Former Reddit CEO and venture investor Ellen Pao said in a Recode Decode podcast that at one time the social media site was completely overwhelmed by demand for naked celebrity pics.
Pao told Recode founder Kara Swisher:
"Before we got rid of unauthorized nude pictures, the whole site was people looking for naked pictures of celebrities...Is that what you want your site to be? Devolve into that crap…? If you're the only site that allows it, then that is what you're going to be."
Pao also shared details about why she was asked to leave the company in 2015. She said other Reddit leaders wanted the platform to grow to 350 million or possibly 500 million monthly active users within a year. She told them:
"'That just is not possible. We are going to focus our effort on getting rid of all of this harassment on the site and getting rid of some other noxious parts of the site. The product is barely working and scaling. We have a lot of technical debt and you want us to hire. There's only so much that can be done. I cannot commit to you that we'll get to 350 million. So, they said, 'Oh we'll get somebody else.'"
Prior to her departure, Pao was criticized and harassed by groups of Reddit users, who are mostly male. She was accused of suppressing free speech by approving the ban of nude pictures and revenge porn on the site, and by shutting down discussion forums called subreddits that had been specifically created to harass others.
Some users sent harrowing messages and posted content mocking or threatening Pao and members of her family for everything from their looks to Pao's leadership at the company.
Before joining Reddit, Pao worked at venture firm Kleiner Perkins Caufield & Byers. She gained national recognition in 2012 for suing the legendary firm for gender discrimination and retaliation. Pao lost the suit, but her case was seen as a bellwether that could make it easier for women in tech and finance to come forward about discrimination in tech and finance.

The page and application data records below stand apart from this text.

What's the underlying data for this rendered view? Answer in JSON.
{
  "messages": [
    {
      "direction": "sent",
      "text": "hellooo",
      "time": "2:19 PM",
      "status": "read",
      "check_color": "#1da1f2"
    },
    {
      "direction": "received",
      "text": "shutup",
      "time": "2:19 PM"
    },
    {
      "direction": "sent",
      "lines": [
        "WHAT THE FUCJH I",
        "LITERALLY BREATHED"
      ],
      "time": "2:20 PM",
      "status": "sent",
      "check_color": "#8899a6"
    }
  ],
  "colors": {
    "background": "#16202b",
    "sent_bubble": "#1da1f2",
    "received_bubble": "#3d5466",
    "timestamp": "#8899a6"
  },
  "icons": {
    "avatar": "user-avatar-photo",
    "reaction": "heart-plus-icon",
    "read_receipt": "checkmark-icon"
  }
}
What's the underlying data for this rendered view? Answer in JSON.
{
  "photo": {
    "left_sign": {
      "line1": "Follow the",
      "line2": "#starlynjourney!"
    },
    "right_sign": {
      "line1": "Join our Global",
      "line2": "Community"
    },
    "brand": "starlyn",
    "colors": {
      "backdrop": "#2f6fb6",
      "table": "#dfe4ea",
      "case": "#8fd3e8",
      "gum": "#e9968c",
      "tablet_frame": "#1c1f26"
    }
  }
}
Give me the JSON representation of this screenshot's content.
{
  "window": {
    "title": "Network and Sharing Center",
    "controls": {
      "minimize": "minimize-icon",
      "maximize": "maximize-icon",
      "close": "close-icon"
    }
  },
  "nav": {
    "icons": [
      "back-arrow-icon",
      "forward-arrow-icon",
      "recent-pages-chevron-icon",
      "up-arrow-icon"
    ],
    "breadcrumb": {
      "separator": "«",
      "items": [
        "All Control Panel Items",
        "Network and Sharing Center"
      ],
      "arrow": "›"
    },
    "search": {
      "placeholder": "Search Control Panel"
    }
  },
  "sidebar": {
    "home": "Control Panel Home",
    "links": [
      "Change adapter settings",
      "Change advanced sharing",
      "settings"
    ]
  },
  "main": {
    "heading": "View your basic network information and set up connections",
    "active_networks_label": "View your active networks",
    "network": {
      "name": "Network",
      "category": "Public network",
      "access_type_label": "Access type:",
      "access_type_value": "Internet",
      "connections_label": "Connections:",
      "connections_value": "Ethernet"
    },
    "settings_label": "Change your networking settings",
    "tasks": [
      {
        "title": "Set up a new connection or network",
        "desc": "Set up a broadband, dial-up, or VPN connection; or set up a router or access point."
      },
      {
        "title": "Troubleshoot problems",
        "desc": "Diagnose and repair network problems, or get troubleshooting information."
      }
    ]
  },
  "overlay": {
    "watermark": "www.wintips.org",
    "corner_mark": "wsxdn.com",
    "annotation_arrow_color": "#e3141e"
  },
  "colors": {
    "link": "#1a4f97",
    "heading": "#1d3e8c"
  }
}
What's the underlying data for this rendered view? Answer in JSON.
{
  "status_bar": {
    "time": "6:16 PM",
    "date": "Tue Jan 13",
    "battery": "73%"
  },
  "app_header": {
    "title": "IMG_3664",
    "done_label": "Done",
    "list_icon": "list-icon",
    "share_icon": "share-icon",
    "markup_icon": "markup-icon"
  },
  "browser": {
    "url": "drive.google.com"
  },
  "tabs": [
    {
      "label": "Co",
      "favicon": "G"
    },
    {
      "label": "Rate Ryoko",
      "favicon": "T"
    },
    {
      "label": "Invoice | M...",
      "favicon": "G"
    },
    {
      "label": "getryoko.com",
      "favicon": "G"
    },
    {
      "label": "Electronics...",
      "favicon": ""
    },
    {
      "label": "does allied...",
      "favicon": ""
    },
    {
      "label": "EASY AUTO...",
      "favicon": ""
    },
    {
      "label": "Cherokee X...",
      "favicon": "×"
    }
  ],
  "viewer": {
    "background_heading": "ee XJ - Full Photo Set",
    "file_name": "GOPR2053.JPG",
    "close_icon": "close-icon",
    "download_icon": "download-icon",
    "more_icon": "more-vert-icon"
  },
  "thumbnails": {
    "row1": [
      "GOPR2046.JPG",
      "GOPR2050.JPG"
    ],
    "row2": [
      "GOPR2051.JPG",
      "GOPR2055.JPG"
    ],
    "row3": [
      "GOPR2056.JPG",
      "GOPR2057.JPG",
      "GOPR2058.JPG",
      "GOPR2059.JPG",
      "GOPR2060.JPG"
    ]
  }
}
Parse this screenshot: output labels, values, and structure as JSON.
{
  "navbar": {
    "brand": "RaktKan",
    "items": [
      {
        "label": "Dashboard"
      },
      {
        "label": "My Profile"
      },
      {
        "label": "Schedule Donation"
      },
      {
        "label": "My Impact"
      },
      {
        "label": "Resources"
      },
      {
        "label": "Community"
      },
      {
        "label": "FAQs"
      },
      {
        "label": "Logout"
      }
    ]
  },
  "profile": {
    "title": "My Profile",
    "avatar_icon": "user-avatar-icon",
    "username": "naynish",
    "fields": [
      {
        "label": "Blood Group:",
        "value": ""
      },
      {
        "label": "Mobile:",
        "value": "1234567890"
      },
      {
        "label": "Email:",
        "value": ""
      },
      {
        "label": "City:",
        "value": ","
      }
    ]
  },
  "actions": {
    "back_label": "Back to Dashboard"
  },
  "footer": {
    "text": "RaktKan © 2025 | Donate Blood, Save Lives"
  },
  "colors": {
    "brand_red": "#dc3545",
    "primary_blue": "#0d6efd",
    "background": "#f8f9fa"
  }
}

Reddit still hasn't reached its goal of 350 million monthly active users. The site reportedly 300 million users and, according to Alexa rankings, is the fourth most-visited website in the U.S.
In July, Reddit CEO and co-founder Steve Huffman said the company had raised $200 million and attained a $1.8 billion valuation from investors including Andreessen Horowitz, Sequoia Capital, Coatue, Fidelty and Vy Capital.